Your task »
What lines of the data include the string "time"? Copy them all.

*** Opening of Extracted records ***

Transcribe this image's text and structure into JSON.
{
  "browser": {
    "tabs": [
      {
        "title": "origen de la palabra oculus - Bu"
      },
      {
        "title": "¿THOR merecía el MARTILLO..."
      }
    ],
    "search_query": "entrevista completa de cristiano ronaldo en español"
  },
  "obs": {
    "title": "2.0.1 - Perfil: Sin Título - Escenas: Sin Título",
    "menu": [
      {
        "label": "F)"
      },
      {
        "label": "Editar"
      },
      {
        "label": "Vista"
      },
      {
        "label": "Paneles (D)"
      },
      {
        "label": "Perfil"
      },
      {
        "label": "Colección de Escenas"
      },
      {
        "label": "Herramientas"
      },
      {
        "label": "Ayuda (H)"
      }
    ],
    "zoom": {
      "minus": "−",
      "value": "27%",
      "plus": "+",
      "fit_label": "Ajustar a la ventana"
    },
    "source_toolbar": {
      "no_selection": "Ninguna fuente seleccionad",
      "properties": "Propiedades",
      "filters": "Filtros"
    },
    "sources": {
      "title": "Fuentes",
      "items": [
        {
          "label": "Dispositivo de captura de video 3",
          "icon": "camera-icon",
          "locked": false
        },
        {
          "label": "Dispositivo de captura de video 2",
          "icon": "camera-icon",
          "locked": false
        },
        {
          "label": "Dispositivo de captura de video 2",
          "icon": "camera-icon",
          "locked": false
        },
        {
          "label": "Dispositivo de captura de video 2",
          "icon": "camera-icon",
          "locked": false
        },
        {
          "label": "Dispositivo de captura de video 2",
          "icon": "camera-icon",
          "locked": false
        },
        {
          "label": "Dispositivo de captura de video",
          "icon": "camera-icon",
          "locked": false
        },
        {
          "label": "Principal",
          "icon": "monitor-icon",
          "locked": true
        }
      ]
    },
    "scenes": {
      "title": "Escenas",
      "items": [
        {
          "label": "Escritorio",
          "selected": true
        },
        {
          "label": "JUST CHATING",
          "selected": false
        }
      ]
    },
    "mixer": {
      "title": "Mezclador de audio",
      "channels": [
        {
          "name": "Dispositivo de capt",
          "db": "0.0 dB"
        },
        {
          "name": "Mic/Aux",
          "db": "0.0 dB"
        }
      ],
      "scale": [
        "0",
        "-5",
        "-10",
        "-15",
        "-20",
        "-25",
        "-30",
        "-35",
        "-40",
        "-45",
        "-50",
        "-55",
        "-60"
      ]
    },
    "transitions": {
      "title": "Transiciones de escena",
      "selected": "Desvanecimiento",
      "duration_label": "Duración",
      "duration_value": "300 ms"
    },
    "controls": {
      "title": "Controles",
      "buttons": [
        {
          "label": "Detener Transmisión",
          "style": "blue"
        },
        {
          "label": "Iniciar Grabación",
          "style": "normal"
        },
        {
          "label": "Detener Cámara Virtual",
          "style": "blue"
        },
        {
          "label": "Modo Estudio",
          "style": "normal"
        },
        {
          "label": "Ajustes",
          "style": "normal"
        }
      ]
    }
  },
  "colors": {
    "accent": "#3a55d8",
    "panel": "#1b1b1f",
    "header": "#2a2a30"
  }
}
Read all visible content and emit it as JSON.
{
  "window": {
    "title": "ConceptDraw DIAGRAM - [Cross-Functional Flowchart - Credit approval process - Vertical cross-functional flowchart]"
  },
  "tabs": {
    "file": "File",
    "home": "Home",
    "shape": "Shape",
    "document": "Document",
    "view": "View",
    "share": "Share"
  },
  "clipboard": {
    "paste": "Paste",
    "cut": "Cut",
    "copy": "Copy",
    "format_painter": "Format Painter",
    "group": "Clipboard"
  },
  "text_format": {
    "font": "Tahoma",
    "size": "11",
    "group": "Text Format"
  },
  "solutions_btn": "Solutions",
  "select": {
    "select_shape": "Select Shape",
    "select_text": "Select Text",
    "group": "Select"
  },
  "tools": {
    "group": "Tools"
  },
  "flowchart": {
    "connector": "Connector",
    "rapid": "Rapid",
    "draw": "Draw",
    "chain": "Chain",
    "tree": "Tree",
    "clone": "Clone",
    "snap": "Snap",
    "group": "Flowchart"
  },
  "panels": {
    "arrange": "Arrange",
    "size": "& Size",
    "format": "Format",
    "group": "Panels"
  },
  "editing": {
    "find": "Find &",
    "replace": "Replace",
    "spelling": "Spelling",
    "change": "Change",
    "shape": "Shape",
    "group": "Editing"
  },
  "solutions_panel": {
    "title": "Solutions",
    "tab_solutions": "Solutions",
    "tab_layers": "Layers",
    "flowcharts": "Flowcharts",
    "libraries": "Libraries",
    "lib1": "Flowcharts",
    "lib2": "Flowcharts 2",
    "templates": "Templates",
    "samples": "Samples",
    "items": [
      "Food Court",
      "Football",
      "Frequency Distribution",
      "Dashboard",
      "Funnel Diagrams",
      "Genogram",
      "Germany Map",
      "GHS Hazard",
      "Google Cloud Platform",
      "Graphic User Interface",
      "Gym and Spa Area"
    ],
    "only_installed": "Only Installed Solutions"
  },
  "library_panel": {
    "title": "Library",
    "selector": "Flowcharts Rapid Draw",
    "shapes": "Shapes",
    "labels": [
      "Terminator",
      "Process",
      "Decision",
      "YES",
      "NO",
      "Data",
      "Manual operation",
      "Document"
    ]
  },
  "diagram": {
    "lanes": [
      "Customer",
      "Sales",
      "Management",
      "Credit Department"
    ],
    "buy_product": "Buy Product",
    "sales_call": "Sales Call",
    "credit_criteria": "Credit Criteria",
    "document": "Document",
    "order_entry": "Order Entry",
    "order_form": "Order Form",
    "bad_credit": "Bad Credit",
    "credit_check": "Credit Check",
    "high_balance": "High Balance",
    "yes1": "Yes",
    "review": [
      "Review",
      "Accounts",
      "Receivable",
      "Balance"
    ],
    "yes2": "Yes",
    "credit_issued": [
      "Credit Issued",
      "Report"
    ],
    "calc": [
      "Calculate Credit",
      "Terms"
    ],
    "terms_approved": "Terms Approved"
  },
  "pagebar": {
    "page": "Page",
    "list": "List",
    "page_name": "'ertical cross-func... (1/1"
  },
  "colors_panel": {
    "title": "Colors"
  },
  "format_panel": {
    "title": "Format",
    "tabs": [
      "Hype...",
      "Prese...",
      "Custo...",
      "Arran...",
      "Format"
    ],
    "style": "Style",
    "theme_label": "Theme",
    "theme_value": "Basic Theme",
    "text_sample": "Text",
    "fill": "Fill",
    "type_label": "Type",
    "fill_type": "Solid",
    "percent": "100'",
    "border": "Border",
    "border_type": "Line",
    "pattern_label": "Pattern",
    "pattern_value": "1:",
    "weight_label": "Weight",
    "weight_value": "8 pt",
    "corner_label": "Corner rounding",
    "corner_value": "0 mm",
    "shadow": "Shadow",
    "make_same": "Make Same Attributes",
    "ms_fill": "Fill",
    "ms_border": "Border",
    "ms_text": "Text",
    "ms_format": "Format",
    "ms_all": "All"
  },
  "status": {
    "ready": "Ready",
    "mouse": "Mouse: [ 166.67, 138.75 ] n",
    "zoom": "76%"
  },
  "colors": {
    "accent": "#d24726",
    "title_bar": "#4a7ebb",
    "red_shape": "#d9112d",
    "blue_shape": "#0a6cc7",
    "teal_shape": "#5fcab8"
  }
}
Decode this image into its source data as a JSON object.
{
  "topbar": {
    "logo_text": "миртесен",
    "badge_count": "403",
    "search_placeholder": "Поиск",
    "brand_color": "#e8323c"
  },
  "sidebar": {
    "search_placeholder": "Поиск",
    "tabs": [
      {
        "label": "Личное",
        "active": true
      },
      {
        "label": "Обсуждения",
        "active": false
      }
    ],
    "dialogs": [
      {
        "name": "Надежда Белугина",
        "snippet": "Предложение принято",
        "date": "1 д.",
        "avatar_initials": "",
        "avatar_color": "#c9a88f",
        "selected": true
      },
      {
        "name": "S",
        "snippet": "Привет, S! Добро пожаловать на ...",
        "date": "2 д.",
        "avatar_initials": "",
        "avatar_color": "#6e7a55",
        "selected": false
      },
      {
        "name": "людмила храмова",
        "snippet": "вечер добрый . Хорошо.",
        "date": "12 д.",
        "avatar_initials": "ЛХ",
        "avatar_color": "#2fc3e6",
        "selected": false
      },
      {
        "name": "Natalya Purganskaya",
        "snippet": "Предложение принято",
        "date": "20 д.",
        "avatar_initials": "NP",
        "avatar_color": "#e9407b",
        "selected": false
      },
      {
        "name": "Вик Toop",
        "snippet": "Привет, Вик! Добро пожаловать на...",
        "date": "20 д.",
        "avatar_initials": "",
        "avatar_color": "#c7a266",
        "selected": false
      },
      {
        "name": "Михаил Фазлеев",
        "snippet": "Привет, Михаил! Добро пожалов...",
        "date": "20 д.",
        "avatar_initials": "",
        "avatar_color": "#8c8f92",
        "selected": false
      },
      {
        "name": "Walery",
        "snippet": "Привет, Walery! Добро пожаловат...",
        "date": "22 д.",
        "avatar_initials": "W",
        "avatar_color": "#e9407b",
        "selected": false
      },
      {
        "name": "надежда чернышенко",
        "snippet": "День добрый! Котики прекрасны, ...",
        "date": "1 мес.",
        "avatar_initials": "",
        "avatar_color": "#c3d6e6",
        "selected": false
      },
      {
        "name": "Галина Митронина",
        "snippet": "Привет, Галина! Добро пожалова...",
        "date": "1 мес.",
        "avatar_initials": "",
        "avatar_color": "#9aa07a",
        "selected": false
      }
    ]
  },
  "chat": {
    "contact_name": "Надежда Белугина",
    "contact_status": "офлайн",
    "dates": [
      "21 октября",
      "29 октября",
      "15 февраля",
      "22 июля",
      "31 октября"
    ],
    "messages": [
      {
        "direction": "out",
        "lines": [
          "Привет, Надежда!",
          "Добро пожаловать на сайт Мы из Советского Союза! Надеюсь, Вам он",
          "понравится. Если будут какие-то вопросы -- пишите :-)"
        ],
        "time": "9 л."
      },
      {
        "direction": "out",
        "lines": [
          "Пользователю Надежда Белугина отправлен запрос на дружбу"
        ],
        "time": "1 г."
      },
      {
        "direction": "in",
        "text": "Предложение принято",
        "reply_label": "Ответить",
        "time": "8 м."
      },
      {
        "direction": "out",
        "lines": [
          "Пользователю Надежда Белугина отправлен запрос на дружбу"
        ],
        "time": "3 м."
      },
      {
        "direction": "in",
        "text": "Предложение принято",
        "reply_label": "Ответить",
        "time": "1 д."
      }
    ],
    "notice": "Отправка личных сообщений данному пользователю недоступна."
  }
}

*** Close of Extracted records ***

Solved exercise »
        "time": "9 л."
        "time": "1 г."
        "time": "8 м."
        "time": "3 м."
        "time": "1 д."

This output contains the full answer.